The Indiana General Assembly recently enacted legislation (“Bill 1248”) that changes the relationship between physicians and physician assistants (“PAs”) from that of a supervisory relationship to one of collaboration. Health care providers should be aware that Bill 1248 affects the form of agreement physicians and PAs must enter into, physician chart review, and a PAs ability to prescribe drugs. Bill 1248 will be effective as of July 1, 2019.
The Collaborative Relationship:
Collaboration is defined as “overseeing the activities of, and accepting responsibility for, the medical services rendered by a physician assistant.”
While current laws require physicians and PAs to enter into a supervisory agreement, the physician and PA must now sign a collaborative agreement to ensure that the physician will “work in collaboration with,” as opposed to “exercise supervision of,” the PA.
The collaborative agreement must: (1) be in writing; (2) include all tasks delegated to the PA by the collaborating physician; (3) set forth the emergency procedures the PA must follow; (4) specify the protocol the PA shall follow in prescribing a drug; and (5) be signed by the physician and PA.
The physician must register with the Indiana Medical Licensing Board (the “Board”) his/her intent to enter into a collaborative agreement with the PA, and thereafter submit the collaborative agreement to the Board.
The physician must also submit to the Board a list of locations at which the physician and PA may practice.
Changes to Requirements for Chart Review:
Collaborating physicians must now review 10% of patients’ records for the first year in which a PA is able to prescribe drugs (reduced from 25%).
For each subsequent year after the first year, collaborating physicians must continue to review that percentage of charts that the collaborating physician determines to be reasonable based on the practice setting, the experience of the PA, and the need to maintain quality medical care.
The requirement that the supervising physician review 50% of patient’s medical records for the first year that a PA is able to prescribe Schedule II controlled substances has been eliminated.
Additional Prescriptive Authority:
In order to prescribe, a PA must have: (1) graduated from an accredited PA program, (2) received the required pharmacology training from the accredited program, and (3) the collaborating physician perform the required chart review.
The requirement that the PA must have practiced for 1,800 hours in order to prescribe a controlled substance has been eliminated.
PAs no longer need to have written authority to prescribe drugs (aside from the collaborative agreement).
The restriction limiting a PAs ability to prescribe more than a 30 day supply of medication has also been eliminated.
Although these changes grant PAs greater authority, PAs may not practice independently from a collaborating physician.
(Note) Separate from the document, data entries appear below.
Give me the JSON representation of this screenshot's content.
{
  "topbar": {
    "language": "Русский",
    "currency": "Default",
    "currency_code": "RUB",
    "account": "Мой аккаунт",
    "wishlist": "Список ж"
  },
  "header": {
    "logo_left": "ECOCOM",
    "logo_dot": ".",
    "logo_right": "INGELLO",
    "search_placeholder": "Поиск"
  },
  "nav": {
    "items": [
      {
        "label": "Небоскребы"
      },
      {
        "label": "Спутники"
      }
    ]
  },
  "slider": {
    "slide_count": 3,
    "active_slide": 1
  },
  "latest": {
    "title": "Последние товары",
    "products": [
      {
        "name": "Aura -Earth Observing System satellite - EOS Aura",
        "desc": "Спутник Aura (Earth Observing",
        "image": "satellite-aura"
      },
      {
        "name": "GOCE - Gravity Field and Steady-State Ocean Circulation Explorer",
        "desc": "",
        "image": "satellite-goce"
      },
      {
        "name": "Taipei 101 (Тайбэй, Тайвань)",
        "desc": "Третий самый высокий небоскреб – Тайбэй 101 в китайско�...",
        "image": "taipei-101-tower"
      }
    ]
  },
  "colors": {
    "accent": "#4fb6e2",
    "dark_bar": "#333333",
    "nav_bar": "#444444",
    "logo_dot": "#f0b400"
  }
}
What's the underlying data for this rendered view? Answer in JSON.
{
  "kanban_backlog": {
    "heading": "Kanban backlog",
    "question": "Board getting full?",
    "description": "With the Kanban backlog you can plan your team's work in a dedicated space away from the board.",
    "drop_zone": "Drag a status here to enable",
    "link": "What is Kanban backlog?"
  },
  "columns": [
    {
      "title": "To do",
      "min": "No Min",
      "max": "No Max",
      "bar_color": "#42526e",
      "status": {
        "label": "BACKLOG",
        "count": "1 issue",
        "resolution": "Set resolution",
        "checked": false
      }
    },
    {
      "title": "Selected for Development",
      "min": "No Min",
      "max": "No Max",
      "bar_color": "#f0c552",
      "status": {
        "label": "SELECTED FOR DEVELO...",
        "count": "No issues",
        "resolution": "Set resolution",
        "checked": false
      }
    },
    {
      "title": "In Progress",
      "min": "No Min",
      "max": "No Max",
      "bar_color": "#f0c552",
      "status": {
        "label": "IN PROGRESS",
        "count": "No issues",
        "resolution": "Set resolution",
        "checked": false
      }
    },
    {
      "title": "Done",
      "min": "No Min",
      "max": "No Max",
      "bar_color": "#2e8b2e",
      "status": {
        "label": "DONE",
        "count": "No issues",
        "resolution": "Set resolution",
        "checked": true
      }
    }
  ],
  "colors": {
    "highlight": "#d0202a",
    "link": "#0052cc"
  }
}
If you or your organization has any questions regarding the changes to Indiana’s physician assistant laws or needs assistance with drafting new collaborative agreements or policies relating to them, please contact Stephanie T. Eckerle, Alexandria M. Foster or any other Krieg DeVault attorney in the Health Care practice group.